My favorite book of all time
It isn’t easy to select a favorite author or a favorite book, but I do have a favorite. I have written about Harper Lee before. “To Kill a Mockingbird” is often spoken of as a book for young readers. Yes, teachers often include it for their junior high students, but more accurately it is a book for all readers, in my opinion.
The New York Times chose to celebrate its 125th Year of the Times Book Review’s existence by asking readers to nominate their favorite book. “To Kill a Mockingbird” by Harper Lee was chosen as the Best Book of the Past 125 Years. I am thrilled. I have recommended that book to so many people, and I particularly urge anyone considering law school to read it before they begin and read it after they are licensed to practice. If they still think it is a youth book, they probably should read it a third time.
In an essay, NYT editor Molly Young began with these words, “When you revisit in adulthood a book that you last read in childhood, you will likely experience two broad categories of observation: ‘Oh yeah, I remember this part,’ and ‘Whoa, I never noticed that part.’” Her wonderful essay continued with sharing the things she missed and why it was worth revisiting. She describes what impressed her most: “…which is how keenly Lee recreates the comforts, miseries and banalities of people gathered intimately in one little space.”

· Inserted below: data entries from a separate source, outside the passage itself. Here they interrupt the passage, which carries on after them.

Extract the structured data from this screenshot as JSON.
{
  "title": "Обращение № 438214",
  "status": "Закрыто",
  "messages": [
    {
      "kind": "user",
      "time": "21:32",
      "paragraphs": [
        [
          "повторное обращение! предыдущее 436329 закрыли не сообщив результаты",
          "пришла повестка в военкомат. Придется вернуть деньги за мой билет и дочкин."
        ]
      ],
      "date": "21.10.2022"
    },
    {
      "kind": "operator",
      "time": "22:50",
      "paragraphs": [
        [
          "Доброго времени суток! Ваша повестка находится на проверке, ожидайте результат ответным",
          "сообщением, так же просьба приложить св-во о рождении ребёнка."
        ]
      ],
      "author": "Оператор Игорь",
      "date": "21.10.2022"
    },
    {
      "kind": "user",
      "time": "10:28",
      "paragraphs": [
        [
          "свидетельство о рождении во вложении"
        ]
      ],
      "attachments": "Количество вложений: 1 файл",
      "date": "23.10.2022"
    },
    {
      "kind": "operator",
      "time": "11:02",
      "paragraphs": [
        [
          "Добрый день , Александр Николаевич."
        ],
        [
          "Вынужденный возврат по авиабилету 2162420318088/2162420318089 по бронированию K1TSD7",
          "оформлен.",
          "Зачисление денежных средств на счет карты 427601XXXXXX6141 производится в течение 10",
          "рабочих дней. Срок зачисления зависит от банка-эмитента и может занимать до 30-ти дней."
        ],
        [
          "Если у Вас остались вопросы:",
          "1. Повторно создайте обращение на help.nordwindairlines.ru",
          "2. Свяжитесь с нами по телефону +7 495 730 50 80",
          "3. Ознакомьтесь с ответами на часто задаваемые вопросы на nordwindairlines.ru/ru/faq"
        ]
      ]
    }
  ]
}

In the announcement of the selection, the New York Times explained the process for the selection. More than 1,300 books were nominated. Of that number, 65% were nominated by only one person. Of those nominating a book, only 31% of them saw their book included in the list of 25 finalists.

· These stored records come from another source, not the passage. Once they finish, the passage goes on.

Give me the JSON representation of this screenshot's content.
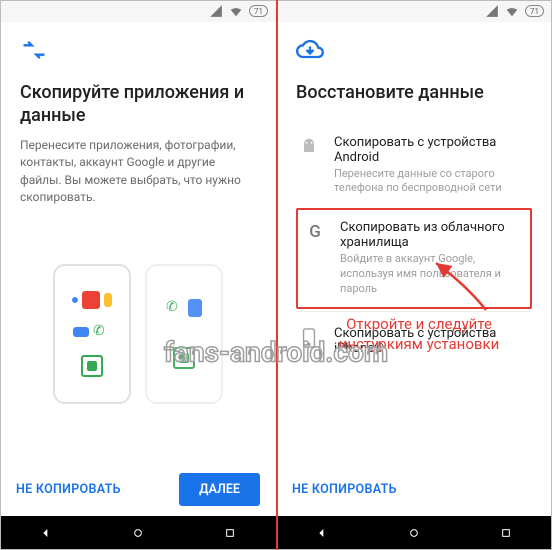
{
  "statusbar": {
    "battery": "71"
  },
  "left": {
    "title": "Скопируйте приложения и данные",
    "subtitle": "Перенесите приложения, фотографии, контакты, аккаунт Google и другие файлы. Вы можете выбрать, что нужно скопировать.",
    "skip": "НЕ КОПИРОВАТЬ",
    "next": "ДАЛЕЕ"
  },
  "right": {
    "title": "Восстановите данные",
    "options": [
      {
        "title": "Скопировать с устройства Android",
        "subtitle": "Перенесите данные со старого телефона по беспроводной сети",
        "icon": "android"
      },
      {
        "title": "Скопировать из облачного хранилища",
        "subtitle": "Войдите в аккаунт Google, используя имя пользователя и пароль",
        "icon": "google",
        "highlight": true
      },
      {
        "title": "Скопировать с устройства iPhone®",
        "subtitle": "",
        "icon": "iphone"
      }
    ],
    "skip": "НЕ КОПИРОВАТЬ"
  },
  "annotation": {
    "line1": "Откройте и следуйте",
    "line2": "инстуркиям установки"
  },
  "watermark": "fans-android.com"
}
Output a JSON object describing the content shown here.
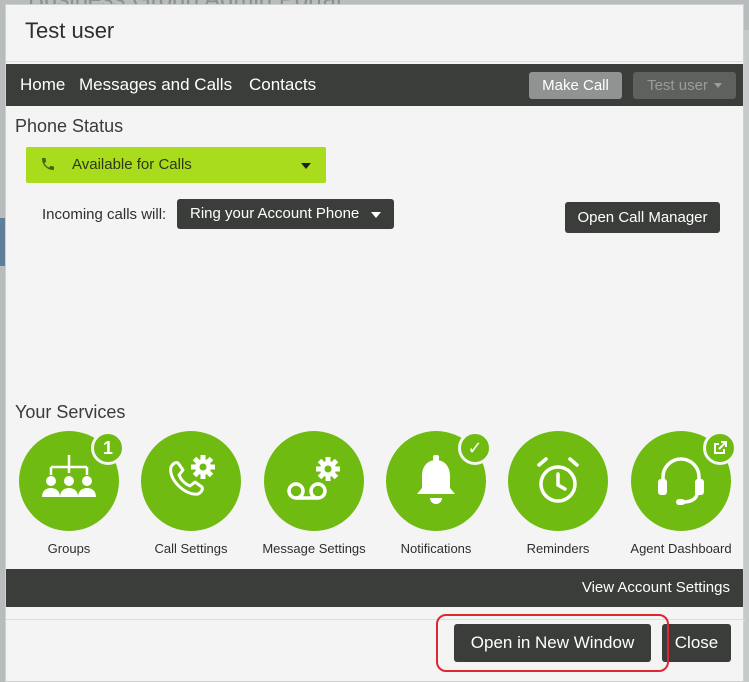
{
  "backdrop": {
    "title": "Business Group Admin Portal"
  },
  "dialog": {
    "title": "Test user"
  },
  "nav": {
    "items": [
      {
        "label": "Home"
      },
      {
        "label": "Messages and Calls"
      },
      {
        "label": "Contacts"
      }
    ],
    "make_call_label": "Make Call",
    "user_menu_label": "Test user"
  },
  "phone_status": {
    "heading": "Phone Status",
    "status_value": "Available for Calls",
    "incoming_label": "Incoming calls will:",
    "incoming_value": "Ring your Account Phone",
    "call_manager_label": "Open Call Manager"
  },
  "services": {
    "heading": "Your Services",
    "items": [
      {
        "label": "Groups",
        "icon": "groups-icon",
        "badge": "1"
      },
      {
        "label": "Call Settings",
        "icon": "call-settings-icon",
        "badge": ""
      },
      {
        "label": "Message Settings",
        "icon": "voicemail-settings-icon",
        "badge": ""
      },
      {
        "label": "Notifications",
        "icon": "bell-icon",
        "badge": "✓"
      },
      {
        "label": "Reminders",
        "icon": "alarm-clock-icon",
        "badge": ""
      },
      {
        "label": "Agent Dashboard",
        "icon": "headset-icon",
        "badge": "external-link-icon"
      }
    ]
  },
  "footer": {
    "view_settings_label": "View Account Settings",
    "open_new_window_label": "Open in New Window",
    "close_label": "Close"
  },
  "colors": {
    "accent_green": "#6fbb11",
    "status_green": "#a8dc1c",
    "dark_bar": "#3a3d39",
    "highlight_red": "#e02630"
  }
}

Another interesting discovery is that certain authors were particularly popular. Three authors had seven of their books nominated. Those authors are John Steinbeck, Ernest Hemingway, and William Faulkner. Another group of three had five of their books nominated. Those three authors are James Baldwin, Margaret Atwood, and Virginia Wolf. They also mentioned Joan Didion, who recently passed away, who had four of her books nominated. Of course, I would like to have seen Willa Cather among those authors named for having several books nominated.

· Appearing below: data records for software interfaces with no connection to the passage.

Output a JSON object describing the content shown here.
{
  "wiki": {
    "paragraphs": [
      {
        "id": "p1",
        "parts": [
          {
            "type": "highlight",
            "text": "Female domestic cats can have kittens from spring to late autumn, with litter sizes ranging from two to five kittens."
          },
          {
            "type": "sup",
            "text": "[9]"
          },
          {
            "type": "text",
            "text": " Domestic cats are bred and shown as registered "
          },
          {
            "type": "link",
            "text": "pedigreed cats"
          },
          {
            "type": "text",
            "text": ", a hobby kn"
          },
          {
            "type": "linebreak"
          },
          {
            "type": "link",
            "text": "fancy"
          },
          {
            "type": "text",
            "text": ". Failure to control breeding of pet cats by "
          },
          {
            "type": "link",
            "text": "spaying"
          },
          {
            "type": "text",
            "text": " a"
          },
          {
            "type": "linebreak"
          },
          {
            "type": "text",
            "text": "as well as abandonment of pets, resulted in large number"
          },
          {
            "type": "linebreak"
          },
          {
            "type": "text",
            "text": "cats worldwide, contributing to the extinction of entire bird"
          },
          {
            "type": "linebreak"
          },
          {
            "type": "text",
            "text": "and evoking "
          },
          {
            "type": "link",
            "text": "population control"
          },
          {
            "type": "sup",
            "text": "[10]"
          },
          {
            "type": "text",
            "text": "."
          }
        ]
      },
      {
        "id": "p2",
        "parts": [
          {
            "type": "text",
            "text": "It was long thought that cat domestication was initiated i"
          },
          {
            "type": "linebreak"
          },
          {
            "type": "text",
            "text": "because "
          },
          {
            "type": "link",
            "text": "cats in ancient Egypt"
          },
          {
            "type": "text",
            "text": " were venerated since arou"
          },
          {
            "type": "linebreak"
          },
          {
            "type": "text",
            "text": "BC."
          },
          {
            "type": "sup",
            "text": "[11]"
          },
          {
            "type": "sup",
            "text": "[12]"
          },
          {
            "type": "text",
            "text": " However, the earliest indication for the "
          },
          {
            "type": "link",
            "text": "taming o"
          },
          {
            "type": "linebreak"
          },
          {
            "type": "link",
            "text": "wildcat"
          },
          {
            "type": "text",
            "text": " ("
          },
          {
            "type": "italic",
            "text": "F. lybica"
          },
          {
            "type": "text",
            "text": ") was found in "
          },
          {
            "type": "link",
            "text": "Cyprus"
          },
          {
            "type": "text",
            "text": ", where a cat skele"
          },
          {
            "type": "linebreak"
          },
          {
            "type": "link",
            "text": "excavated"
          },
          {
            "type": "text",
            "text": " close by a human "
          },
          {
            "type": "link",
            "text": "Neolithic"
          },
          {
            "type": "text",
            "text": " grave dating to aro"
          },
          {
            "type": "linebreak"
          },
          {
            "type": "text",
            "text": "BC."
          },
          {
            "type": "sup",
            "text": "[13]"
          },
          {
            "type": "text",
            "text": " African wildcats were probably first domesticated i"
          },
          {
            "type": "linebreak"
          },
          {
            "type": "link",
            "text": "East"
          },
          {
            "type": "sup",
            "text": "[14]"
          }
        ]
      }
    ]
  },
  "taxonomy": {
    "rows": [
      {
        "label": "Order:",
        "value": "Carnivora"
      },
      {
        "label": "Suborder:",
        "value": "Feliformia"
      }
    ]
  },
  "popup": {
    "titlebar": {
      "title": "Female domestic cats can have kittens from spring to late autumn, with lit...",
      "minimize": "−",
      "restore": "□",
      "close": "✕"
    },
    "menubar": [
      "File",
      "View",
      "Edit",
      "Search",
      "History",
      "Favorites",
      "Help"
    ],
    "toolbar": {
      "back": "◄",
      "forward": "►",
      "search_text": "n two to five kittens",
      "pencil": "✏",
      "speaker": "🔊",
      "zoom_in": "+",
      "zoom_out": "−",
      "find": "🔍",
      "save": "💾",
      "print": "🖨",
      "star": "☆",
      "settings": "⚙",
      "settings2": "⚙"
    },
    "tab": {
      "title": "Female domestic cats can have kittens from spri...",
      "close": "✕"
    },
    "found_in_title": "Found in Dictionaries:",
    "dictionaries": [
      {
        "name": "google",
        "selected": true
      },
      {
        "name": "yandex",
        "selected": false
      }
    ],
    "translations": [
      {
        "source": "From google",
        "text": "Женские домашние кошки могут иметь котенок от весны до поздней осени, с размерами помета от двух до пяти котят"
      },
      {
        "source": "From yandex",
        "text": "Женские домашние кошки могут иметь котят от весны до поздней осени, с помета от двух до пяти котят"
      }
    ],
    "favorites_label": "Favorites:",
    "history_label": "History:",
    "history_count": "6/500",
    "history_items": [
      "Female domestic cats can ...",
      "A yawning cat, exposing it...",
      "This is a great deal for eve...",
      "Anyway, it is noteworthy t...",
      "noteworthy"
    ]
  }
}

If some of you are still making your New Year’s Resolution reading list, you might consider these authors and the idea of reading several of a single author’s books.
Or, you might consider the top five books nominated in the NYT Anniversary vote, listed from 1-5 are: Harper Lee, “To Kill a Mockingbird,” J.R.R. Tolkien, “Fellowship of the Ring,” George Orwell, “1984,” Gabriel Garcia Marquez, “One Hundred Years of Solitude,” and Toni Morrison, “Beloved.”
Some of my favorites included among the other finalists are: “All the Light We Cannot See,” by Anthony Doerr, “Lonesome Dove,” by Larry McMurtry, “The Grapes of Rath,” by Steinbeck, “Charlotte’s Web,” by E.B. White, and “Harry Potter and the Sorcerer’s Stone” by Rowllng. There are a few more that I liked at the time I read them but can no longer remember why, and one I tried my best to read and finally gave up.
The link to the NYT article, including the essay by Molly Young referenced in this blog, is https://www.nytimes.com/interactive/2021/12/28/books/best-book-winners.html
2 thoughts on “Hemingway had 7 of all time favorite books nominated. And your favorite is . . .?”
Jessamyn West maybe the most under appreciated author from the U.S.A. I wonder that the fact she was related to Richard Nixon has any bearing on her exile from celebrated authors? An unfair judgement, if so.
The Holy Grail, of course, is the “great American novel” which has yet to be written, and likely never will. But my vote for that title must be Steinbeck’s “East of Eden” – though I really didn’t grasp the importance of the book until my third reading.
Hemingway’s is still read by NYT readers – that is a good result.
Great observations, Timothy. We all have favorites and some of the article writer’s favorites didn’t do much for me. Glad to see that Hemingway still has some relevance. Despite some “outdated” concepts based on today’s views, i think the underlying themes play very well today: honor, the cost of love, coping despite great losses, resilience, courage. That lasts. Thanks, TImothy! I appreciate the feedback. Best to you for the summer. Christine